● **THE PROBLEM**:
Filter the data below for the string "text" and copy each matching line.

[Extracted data entries]
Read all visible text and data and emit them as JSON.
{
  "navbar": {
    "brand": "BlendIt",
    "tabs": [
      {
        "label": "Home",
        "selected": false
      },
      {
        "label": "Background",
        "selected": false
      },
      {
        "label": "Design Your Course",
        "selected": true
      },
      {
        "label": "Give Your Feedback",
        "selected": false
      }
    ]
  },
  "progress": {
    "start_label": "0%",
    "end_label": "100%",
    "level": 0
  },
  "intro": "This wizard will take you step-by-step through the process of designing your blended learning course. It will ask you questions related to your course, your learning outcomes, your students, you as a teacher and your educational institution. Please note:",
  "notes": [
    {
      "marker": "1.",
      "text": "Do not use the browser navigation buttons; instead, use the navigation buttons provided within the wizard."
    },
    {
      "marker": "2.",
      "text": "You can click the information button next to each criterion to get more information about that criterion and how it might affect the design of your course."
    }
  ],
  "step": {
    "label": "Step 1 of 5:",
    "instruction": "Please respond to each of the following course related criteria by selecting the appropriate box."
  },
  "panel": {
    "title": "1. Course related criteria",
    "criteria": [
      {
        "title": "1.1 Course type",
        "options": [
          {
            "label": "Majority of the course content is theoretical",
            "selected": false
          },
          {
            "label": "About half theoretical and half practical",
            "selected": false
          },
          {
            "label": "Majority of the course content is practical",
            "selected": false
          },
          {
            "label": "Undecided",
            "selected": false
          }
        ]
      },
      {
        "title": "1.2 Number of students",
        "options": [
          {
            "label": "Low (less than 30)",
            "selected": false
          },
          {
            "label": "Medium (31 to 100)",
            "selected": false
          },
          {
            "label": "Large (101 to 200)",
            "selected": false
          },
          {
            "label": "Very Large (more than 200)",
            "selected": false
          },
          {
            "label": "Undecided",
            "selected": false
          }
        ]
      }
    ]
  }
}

● **ANSWER BOX**:
Read all visible text and data and emit them as JSON.
      "text": "Do not use the browser navigation buttons; instead, use the navigation buttons provided within the wizard."
      "text": "You can click the information button next to each criterion to get more information about that criterion and how it might affect the design of your course."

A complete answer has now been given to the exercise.